─── MATERIAL SUPPLIED

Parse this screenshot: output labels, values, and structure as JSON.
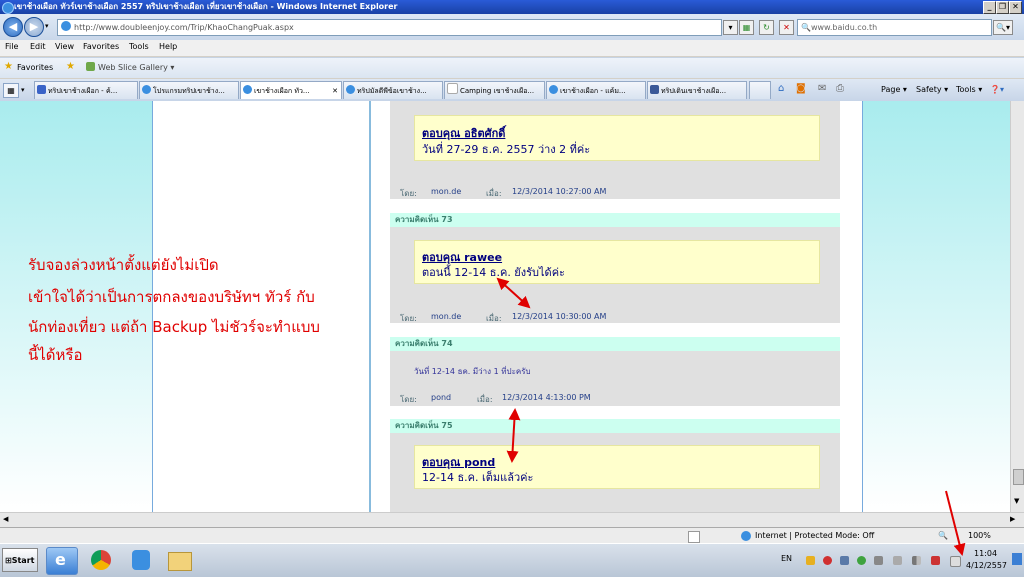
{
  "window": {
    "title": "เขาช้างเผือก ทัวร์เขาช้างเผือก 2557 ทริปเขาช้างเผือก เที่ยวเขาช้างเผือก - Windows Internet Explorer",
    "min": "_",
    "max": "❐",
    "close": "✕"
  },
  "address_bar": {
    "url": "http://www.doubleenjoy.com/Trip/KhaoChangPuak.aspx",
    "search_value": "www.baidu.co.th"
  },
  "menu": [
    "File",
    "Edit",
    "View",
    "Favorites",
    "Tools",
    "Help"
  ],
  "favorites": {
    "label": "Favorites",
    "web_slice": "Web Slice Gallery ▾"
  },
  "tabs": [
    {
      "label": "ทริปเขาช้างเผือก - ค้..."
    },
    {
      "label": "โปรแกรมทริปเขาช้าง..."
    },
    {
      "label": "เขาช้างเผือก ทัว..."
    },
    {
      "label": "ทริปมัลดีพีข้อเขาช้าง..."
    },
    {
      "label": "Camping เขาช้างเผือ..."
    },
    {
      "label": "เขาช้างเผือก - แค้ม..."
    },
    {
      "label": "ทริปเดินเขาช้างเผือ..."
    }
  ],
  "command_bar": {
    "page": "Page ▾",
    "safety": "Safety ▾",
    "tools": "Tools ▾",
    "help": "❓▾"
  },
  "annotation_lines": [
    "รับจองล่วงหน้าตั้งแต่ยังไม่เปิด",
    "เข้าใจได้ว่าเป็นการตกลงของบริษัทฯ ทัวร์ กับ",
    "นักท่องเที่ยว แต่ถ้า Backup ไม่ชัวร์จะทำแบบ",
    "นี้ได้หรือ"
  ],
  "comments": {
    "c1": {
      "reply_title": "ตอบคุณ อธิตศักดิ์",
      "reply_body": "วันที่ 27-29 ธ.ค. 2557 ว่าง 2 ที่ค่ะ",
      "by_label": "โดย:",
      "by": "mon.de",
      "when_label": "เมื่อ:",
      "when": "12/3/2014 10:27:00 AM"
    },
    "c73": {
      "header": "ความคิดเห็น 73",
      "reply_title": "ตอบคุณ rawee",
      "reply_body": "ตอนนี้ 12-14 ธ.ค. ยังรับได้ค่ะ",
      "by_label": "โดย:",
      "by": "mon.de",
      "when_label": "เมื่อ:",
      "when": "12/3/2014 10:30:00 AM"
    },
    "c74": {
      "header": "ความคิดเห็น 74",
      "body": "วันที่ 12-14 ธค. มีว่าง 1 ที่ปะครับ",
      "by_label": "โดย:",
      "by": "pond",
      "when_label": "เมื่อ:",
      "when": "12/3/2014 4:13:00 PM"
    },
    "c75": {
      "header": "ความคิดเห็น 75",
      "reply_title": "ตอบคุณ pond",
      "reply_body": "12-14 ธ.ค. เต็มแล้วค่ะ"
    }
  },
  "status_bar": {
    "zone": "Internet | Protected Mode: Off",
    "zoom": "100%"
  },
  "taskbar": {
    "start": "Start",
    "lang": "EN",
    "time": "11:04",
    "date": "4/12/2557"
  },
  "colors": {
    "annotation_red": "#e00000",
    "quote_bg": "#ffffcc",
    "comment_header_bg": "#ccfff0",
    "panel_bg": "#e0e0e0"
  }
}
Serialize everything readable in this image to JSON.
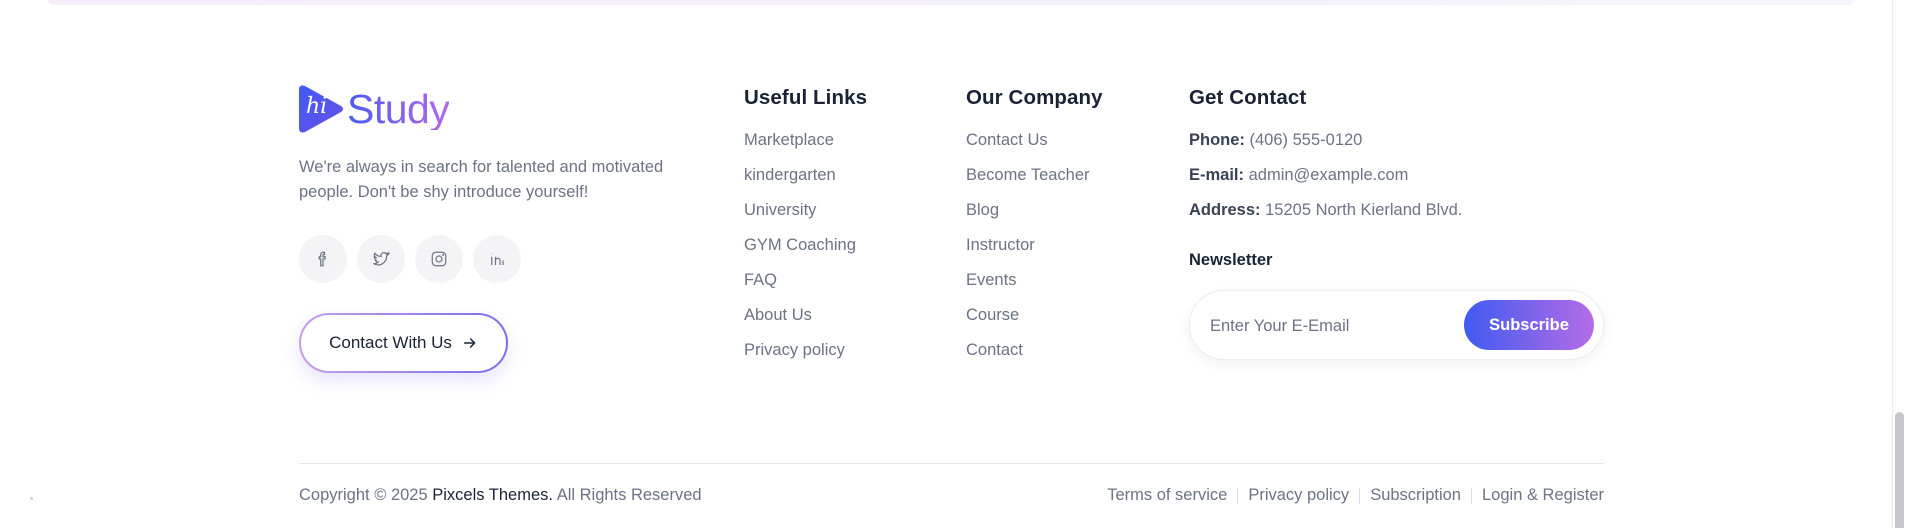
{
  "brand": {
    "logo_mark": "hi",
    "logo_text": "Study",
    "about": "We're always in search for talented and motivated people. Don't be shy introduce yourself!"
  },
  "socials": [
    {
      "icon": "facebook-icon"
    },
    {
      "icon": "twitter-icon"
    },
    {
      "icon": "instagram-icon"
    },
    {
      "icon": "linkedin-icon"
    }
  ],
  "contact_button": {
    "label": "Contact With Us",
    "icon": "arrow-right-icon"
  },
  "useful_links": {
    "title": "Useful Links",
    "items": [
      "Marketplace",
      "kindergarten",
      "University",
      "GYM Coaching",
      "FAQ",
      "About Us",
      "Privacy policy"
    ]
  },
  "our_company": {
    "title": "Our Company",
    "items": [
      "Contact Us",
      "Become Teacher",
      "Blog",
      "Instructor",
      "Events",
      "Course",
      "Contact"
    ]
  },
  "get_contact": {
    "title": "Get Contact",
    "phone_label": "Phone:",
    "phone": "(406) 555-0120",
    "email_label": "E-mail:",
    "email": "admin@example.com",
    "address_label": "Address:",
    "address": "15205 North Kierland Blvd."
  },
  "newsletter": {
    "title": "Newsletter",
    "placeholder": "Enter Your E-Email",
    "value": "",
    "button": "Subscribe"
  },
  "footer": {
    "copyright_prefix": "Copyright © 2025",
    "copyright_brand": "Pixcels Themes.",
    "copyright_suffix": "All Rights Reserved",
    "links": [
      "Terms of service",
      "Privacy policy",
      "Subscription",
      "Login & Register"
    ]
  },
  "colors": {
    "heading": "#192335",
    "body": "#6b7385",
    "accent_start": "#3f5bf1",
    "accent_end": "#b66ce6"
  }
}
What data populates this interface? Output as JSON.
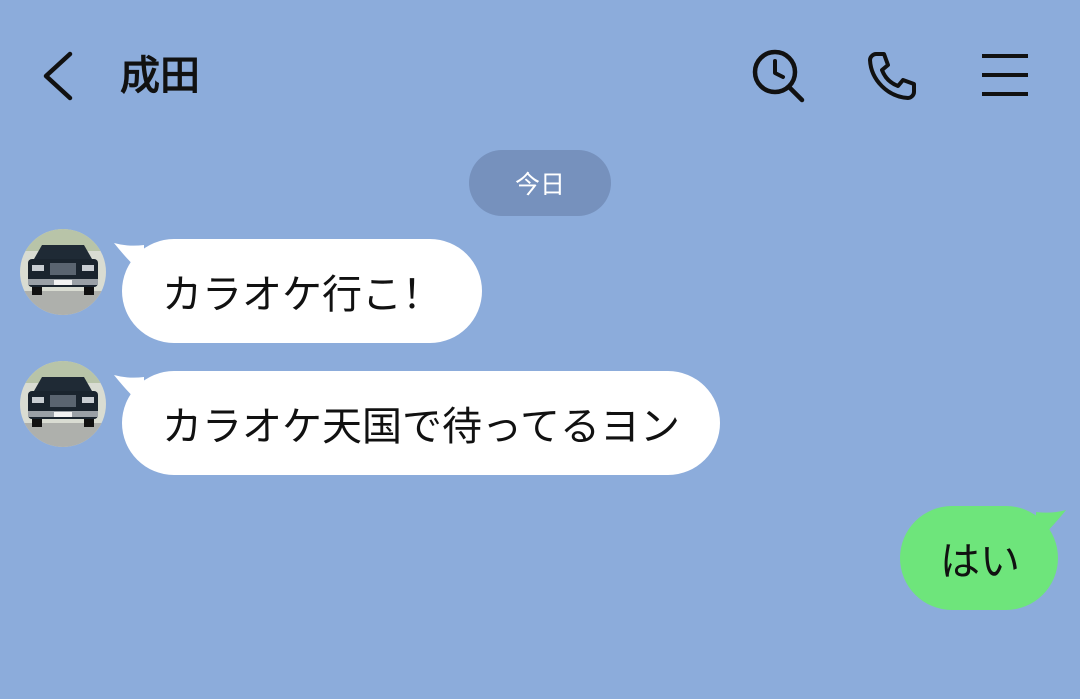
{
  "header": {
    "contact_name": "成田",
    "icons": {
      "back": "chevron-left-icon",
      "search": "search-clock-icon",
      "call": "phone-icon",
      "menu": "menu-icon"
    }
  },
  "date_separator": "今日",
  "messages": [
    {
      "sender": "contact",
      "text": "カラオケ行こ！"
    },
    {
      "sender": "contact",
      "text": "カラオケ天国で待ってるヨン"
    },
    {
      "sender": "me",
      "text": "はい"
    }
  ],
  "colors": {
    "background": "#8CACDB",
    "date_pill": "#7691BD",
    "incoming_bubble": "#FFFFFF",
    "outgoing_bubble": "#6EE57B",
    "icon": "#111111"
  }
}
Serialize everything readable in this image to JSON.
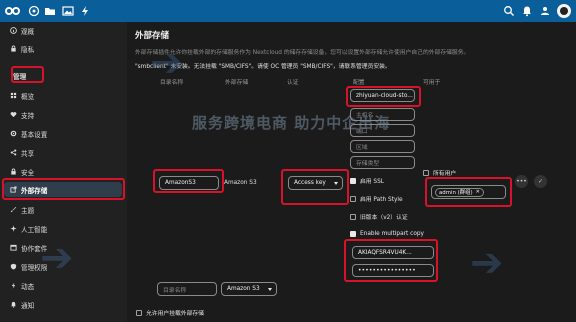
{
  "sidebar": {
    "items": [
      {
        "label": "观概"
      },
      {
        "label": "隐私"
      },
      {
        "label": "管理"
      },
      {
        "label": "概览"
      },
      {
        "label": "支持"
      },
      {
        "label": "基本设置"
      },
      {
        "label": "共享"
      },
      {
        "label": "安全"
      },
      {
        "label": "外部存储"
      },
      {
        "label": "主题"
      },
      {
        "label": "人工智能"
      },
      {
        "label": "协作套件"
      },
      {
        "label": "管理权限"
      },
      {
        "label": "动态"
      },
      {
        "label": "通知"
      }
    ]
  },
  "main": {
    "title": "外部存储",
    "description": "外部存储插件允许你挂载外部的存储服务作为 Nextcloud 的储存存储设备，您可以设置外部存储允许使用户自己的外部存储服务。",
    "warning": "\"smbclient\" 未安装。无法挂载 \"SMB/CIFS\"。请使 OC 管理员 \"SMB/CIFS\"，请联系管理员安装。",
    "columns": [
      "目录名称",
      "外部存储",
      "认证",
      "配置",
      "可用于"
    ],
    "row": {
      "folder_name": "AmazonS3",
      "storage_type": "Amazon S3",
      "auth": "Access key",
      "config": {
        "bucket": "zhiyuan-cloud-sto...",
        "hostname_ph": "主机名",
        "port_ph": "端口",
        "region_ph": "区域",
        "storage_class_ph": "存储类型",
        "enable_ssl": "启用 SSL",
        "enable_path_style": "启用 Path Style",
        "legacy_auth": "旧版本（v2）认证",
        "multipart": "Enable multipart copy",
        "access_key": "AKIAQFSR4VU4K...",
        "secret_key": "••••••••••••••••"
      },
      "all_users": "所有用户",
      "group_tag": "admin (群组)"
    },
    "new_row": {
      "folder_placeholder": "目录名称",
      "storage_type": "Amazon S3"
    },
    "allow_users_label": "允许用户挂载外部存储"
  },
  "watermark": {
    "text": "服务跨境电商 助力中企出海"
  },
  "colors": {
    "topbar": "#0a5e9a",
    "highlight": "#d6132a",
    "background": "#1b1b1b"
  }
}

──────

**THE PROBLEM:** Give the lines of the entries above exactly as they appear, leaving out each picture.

**ANSWER TO THE PROBLEM:**
Parse this screenshot: output labels, values, and structure as JSON.
{
  "window": {
    "title": "เขาช้างเผือก ทัวร์เขาช้างเผือก 2557 ทริปเขาช้างเผือก เที่ยวเขาช้างเผือก - Windows Internet Explorer",
    "min": "_",
    "max": "❐",
    "close": "✕"
  },
  "address_bar": {
    "url": "http://www.doubleenjoy.com/Trip/KhaoChangPuak.aspx",
    "search_value": "www.baidu.co.th"
  },
  "menu": [
    "File",
    "Edit",
    "View",
    "Favorites",
    "Tools",
    "Help"
  ],
  "favorites": {
    "label": "Favorites",
    "web_slice": "Web Slice Gallery ▾"
  },
  "tabs": [
    {
      "label": "ทริปเขาช้างเผือก - ค้..."
    },
    {
      "label": "โปรแกรมทริปเขาช้าง..."
    },
    {
      "label": "เขาช้างเผือก ทัว..."
    },
    {
      "label": "ทริปมัลดีพีข้อเขาช้าง..."
    },
    {
      "label": "Camping เขาช้างเผือ..."
    },
    {
      "label": "เขาช้างเผือก - แค้ม..."
    },
    {
      "label": "ทริปเดินเขาช้างเผือ..."
    }
  ],
  "command_bar": {
    "page": "Page ▾",
    "safety": "Safety ▾",
    "tools": "Tools ▾",
    "help": "❓▾"
  },
  "annotation_lines": [
    "รับจองล่วงหน้าตั้งแต่ยังไม่เปิด",
    "เข้าใจได้ว่าเป็นการตกลงของบริษัทฯ ทัวร์ กับ",
    "นักท่องเที่ยว แต่ถ้า Backup ไม่ชัวร์จะทำแบบ",
    "นี้ได้หรือ"
  ],
  "comments": {
    "c1": {
      "reply_title": "ตอบคุณ อธิตศักดิ์",
      "reply_body": "วันที่ 27-29 ธ.ค. 2557 ว่าง 2 ที่ค่ะ",
      "by_label": "โดย:",
      "by": "mon.de",
      "when_label": "เมื่อ:",
      "when": "12/3/2014 10:27:00 AM"
    },
    "c73": {
      "header": "ความคิดเห็น 73",
      "reply_title": "ตอบคุณ rawee",
      "reply_body": "ตอนนี้ 12-14 ธ.ค. ยังรับได้ค่ะ",
      "by_label": "โดย:",
      "by": "mon.de",
      "when_label": "เมื่อ:",
      "when": "12/3/2014 10:30:00 AM"
    },
    "c74": {
      "header": "ความคิดเห็น 74",
      "body": "วันที่ 12-14 ธค. มีว่าง 1 ที่ปะครับ",
      "by_label": "โดย:",
      "by": "pond",
      "when_label": "เมื่อ:",
      "when": "12/3/2014 4:13:00 PM"
    },
    "c75": {
      "header": "ความคิดเห็น 75",
      "reply_title": "ตอบคุณ pond",
      "reply_body": "12-14 ธ.ค. เต็มแล้วค่ะ"
    }
  },
  "status_bar": {
    "zone": "Internet | Protected Mode: Off",
    "zoom": "100%"
  },
  "taskbar": {
    "start": "Start",
    "lang": "EN",
    "time": "11:04",
    "date": "4/12/2557"
  },
  "colors": {
    "annotation_red": "#e00000",
    "quote_bg": "#ffffcc",
    "comment_header_bg": "#ccfff0",
    "panel_bg": "#e0e0e0"
  }
}
Serialize everything readable in this image to JSON.
{
  "brand": {
    "logo_mark": "hi",
    "logo_text": "Study",
    "about": "We're always in search for talented and motivated people. Don't be shy introduce yourself!"
  },
  "socials": [
    {
      "icon": "facebook-icon"
    },
    {
      "icon": "twitter-icon"
    },
    {
      "icon": "instagram-icon"
    },
    {
      "icon": "linkedin-icon"
    }
  ],
  "contact_button": {
    "label": "Contact With Us",
    "icon": "arrow-right-icon"
  },
  "useful_links": {
    "title": "Useful Links",
    "items": [
      "Marketplace",
      "kindergarten",
      "University",
      "GYM Coaching",
      "FAQ",
      "About Us",
      "Privacy policy"
    ]
  },
  "our_company": {
    "title": "Our Company",
    "items": [
      "Contact Us",
      "Become Teacher",
      "Blog",
      "Instructor",
      "Events",
      "Course",
      "Contact"
    ]
  },
  "get_contact": {
    "title": "Get Contact",
    "phone_label": "Phone:",
    "phone": "(406) 555-0120",
    "email_label": "E-mail:",
    "email": "admin@example.com",
    "address_label": "Address:",
    "address": "15205 North Kierland Blvd."
  },
  "newsletter": {
    "title": "Newsletter",
    "placeholder": "Enter Your E-Email",
    "value": "",
    "button": "Subscribe"
  },
  "footer": {
    "copyright_prefix": "Copyright © 2025",
    "copyright_brand": "Pixcels Themes.",
    "copyright_suffix": "All Rights Reserved",
    "links": [
      "Terms of service",
      "Privacy policy",
      "Subscription",
      "Login & Register"
    ]
  },
  "colors": {
    "heading": "#192335",
    "body": "#6b7385",
    "accent_start": "#3f5bf1",
    "accent_end": "#b66ce6"
  }
}
What data populates this interface? Output as JSON.
{
  "header": {
    "contact_name": "成田",
    "icons": {
      "back": "chevron-left-icon",
      "search": "search-clock-icon",
      "call": "phone-icon",
      "menu": "menu-icon"
    }
  },
  "date_separator": "今日",
  "messages": [
    {
      "sender": "contact",
      "text": "カラオケ行こ！"
    },
    {
      "sender": "contact",
      "text": "カラオケ天国で待ってるヨン"
    },
    {
      "sender": "me",
      "text": "はい"
    }
  ],
  "colors": {
    "background": "#8CACDB",
    "date_pill": "#7691BD",
    "incoming_bubble": "#FFFFFF",
    "outgoing_bubble": "#6EE57B",
    "icon": "#111111"
  }
}
Serialize everything readable in this image to JSON.
{
  "sidebar": {
    "items": [
      {
        "label": "观概"
      },
      {
        "label": "隐私"
      },
      {
        "label": "管理"
      },
      {
        "label": "概览"
      },
      {
        "label": "支持"
      },
      {
        "label": "基本设置"
      },
      {
        "label": "共享"
      },
      {
        "label": "安全"
      },
      {
        "label": "外部存储"
      },
      {
        "label": "主题"
      },
      {
        "label": "人工智能"
      },
      {
        "label": "协作套件"
      },
      {
        "label": "管理权限"
      },
      {
        "label": "动态"
      },
      {
        "label": "通知"
      }
    ]
  },
  "main": {
    "title": "外部存储",
    "description": "外部存储插件允许你挂载外部的存储服务作为 Nextcloud 的储存存储设备，您可以设置外部存储允许使用户自己的外部存储服务。",
    "warning": "\"smbclient\" 未安装。无法挂载 \"SMB/CIFS\"。请使 OC 管理员 \"SMB/CIFS\"，请联系管理员安装。",
    "columns": [
      "目录名称",
      "外部存储",
      "认证",
      "配置",
      "可用于"
    ],
    "row": {
      "folder_name": "AmazonS3",
      "storage_type": "Amazon S3",
      "auth": "Access key",
      "config": {
        "bucket": "zhiyuan-cloud-sto...",
        "hostname_ph": "主机名",
        "port_ph": "端口",
        "region_ph": "区域",
        "storage_class_ph": "存储类型",
        "enable_ssl": "启用 SSL",
        "enable_path_style": "启用 Path Style",
        "legacy_auth": "旧版本（v2）认证",
        "multipart": "Enable multipart copy",
        "access_key": "AKIAQFSR4VU4K...",
        "secret_key": "••••••••••••••••"
      },
      "all_users": "所有用户",
      "group_tag": "admin (群组)"
    },
    "new_row": {
      "folder_placeholder": "目录名称",
      "storage_type": "Amazon S3"
    },
    "allow_users_label": "允许用户挂载外部存储"
  },
  "watermark": {
    "text": "服务跨境电商 助力中企出海"
  },
  "colors": {
    "topbar": "#0a5e9a",
    "highlight": "#d6132a",
    "background": "#1b1b1b"
  }
}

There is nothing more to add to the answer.